Why is it so hard to offer reasonable information?
Nevertheless, once we sat down and the six-year-old began strolling around in delight, various thoughts:
This was also where I got my first taste of grown-up cricket: one day spent at this Test match. When the old firm of Bedi and Prasanna bowled 64 of 70 second-innings overs between them, to hand India an unlikely 60 run win.
I didn't know it then of course, but it would take over 35 years to see my next day of Test cricket inside a stadium.
I don't know why, but the CCI players seem to have been deliberately selected for their diminutive stature. Batsman after batsman strolls in and looks barely taller than the stumps. Stocky, some of them, but short. In contrast, the Englishmen are towering broad-shouldered hulks: Flintoff and Harmison in particular.
When Harmison thunders in, he's all flailing arms flinging thunderbolts past the shoulders and ears of these small CCI players. Sometimes they jump up to defend, but even then the ball whizzes past their chests and thumps into the safe gloves of Jones a long way behind the stumps. Amol Muzumdar unfurls some delicious strokes, but then a Harmison special cracks his thumb and he has to retire.

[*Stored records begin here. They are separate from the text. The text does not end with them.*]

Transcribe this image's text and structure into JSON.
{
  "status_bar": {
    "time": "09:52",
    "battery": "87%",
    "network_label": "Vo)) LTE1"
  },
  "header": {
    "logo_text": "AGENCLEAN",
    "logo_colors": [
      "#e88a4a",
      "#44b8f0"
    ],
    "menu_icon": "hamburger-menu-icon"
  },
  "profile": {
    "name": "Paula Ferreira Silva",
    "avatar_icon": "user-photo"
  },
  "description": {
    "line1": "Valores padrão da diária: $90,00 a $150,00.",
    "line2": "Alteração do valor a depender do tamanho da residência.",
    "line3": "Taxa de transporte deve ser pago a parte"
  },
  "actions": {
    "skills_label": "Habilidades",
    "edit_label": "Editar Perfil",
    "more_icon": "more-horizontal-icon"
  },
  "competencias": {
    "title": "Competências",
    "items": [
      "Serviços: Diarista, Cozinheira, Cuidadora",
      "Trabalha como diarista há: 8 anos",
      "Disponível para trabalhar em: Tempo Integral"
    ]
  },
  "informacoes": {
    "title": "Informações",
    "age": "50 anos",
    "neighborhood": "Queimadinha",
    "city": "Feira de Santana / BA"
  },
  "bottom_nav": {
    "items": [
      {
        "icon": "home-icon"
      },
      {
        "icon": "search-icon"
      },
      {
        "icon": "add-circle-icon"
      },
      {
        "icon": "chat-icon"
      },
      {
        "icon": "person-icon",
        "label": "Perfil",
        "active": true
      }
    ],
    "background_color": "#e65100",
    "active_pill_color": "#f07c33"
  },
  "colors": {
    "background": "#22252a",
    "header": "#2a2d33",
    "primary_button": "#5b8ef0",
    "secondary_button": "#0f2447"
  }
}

Why didn't Muzumdar, a triple-centurion at Ranji level, ever get a chance at India colours?
The Brabourne is such a splendid spot. To think this graceful stadium sits here, memories of great innings played on its grass fading with the years, now host only to the very occasional inconsequential match like this one. What a criminal waste to have another stadium, the soul-less Wankhede, come up just half a mile away. What possessed our various cricket big bananas in the early '70s, that things came to such a pass?
Few know that the Brabourne clubhouse was designed by this man.
(Note: He was known by his middle name, which should be spelled "Avicenna").
D'Avoine's ancestors came to India from Mauritius. In his time, and until he died suddenly in 1960, he was one of Bombay's best known architects. He was also a patron of horse-racing, and to this day there is an annual race in his name.
His son Pierre is an award-winning architect in London. And Avi D'Avoine would be thrilled to know that it is not just the architecture genes that his son inherited. Pierre also plays club cricket.